PROBLEM TO WORK ON:
Your job is to reproduce all of the data exactly.

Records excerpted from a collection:

<<<<

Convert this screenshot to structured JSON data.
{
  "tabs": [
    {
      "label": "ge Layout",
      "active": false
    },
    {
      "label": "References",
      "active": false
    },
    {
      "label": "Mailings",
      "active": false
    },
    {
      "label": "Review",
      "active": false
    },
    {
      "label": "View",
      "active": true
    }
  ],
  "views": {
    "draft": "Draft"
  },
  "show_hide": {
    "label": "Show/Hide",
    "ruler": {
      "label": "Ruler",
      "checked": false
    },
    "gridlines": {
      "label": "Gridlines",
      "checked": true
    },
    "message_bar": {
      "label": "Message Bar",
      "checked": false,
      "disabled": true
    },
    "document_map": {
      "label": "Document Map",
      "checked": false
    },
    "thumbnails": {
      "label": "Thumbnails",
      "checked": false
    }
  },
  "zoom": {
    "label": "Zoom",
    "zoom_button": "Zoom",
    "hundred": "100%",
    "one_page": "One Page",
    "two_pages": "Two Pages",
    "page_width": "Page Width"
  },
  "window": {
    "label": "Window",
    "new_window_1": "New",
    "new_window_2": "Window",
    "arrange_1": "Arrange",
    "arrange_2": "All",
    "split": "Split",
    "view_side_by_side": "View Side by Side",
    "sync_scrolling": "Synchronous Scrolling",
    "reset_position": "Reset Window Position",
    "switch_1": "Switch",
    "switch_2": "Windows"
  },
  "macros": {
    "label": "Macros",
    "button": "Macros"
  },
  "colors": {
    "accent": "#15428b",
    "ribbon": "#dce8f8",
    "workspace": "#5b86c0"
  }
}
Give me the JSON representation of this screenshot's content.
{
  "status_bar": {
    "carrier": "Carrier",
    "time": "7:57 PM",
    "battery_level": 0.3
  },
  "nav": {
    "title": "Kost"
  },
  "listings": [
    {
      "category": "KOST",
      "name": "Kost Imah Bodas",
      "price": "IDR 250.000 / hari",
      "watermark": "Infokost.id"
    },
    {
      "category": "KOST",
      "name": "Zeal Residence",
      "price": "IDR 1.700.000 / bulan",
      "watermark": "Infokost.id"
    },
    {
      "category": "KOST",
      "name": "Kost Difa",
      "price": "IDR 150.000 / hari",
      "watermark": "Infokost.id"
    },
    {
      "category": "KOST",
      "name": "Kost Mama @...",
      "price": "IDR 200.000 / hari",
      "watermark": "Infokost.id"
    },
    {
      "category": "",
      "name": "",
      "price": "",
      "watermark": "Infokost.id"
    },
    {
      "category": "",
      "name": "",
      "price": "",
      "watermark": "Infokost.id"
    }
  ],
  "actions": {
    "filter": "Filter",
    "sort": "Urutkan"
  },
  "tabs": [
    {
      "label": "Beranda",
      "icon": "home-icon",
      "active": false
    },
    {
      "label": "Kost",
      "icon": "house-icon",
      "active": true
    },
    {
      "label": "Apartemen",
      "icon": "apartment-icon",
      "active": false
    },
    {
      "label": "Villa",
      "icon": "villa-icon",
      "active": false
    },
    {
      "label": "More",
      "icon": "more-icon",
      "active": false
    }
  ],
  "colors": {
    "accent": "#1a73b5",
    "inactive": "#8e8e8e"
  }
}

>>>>

PROBLEM SOLUTION:
Convert this screenshot to structured JSON data.
{
  "tabs": [
    {
      "label": "ge Layout",
      "active": false
    },
    {
      "label": "References",
      "active": false
    },
    {
      "label": "Mailings",
      "active": false
    },
    {
      "label": "Review",
      "active": false
    },
    {
      "label": "View",
      "active": true
    }
  ],
  "views": {
    "draft": "Draft"
  },
  "show_hide": {
    "label": "Show/Hide",
    "ruler": {
      "label": "Ruler",
      "checked": false
    },
    "gridlines": {
      "label": "Gridlines",
      "checked": true
    },
    "message_bar": {
      "label": "Message Bar",
      "checked": false,
      "disabled": true
    },
    "document_map": {
      "label": "Document Map",
      "checked": false
    },
    "thumbnails": {
      "label": "Thumbnails",
      "checked": false
    }
  },
  "zoom": {
    "label": "Zoom",
    "zoom_button": "Zoom",
    "hundred": "100%",
    "one_page": "One Page",
    "two_pages": "Two Pages",
    "page_width": "Page Width"
  },
  "window": {
    "label": "Window",
    "new_window_1": "New",
    "new_window_2": "Window",
    "arrange_1": "Arrange",
    "arrange_2": "All",
    "split": "Split",
    "view_side_by_side": "View Side by Side",
    "sync_scrolling": "Synchronous Scrolling",
    "reset_position": "Reset Window Position",
    "switch_1": "Switch",
    "switch_2": "Windows"
  },
  "macros": {
    "label": "Macros",
    "button": "Macros"
  },
  "colors": {
    "accent": "#15428b",
    "ribbon": "#dce8f8",
    "workspace": "#5b86c0"
  }
}
Give me the JSON representation of this screenshot's content.
{
  "status_bar": {
    "carrier": "Carrier",
    "time": "7:57 PM",
    "battery_level": 0.3
  },
  "nav": {
    "title": "Kost"
  },
  "listings": [
    {
      "category": "KOST",
      "name": "Kost Imah Bodas",
      "price": "IDR 250.000 / hari",
      "watermark": "Infokost.id"
    },
    {
      "category": "KOST",
      "name": "Zeal Residence",
      "price": "IDR 1.700.000 / bulan",
      "watermark": "Infokost.id"
    },
    {
      "category": "KOST",
      "name": "Kost Difa",
      "price": "IDR 150.000 / hari",
      "watermark": "Infokost.id"
    },
    {
      "category": "KOST",
      "name": "Kost Mama @...",
      "price": "IDR 200.000 / hari",
      "watermark": "Infokost.id"
    },
    {
      "category": "",
      "name": "",
      "price": "",
      "watermark": "Infokost.id"
    },
    {
      "category": "",
      "name": "",
      "price": "",
      "watermark": "Infokost.id"
    }
  ],
  "actions": {
    "filter": "Filter",
    "sort": "Urutkan"
  },
  "tabs": [
    {
      "label": "Beranda",
      "icon": "home-icon",
      "active": false
    },
    {
      "label": "Kost",
      "icon": "house-icon",
      "active": true
    },
    {
      "label": "Apartemen",
      "icon": "apartment-icon",
      "active": false
    },
    {
      "label": "Villa",
      "icon": "villa-icon",
      "active": false
    },
    {
      "label": "More",
      "icon": "more-icon",
      "active": false
    }
  ],
  "colors": {
    "accent": "#1a73b5",
    "inactive": "#8e8e8e"
  }
}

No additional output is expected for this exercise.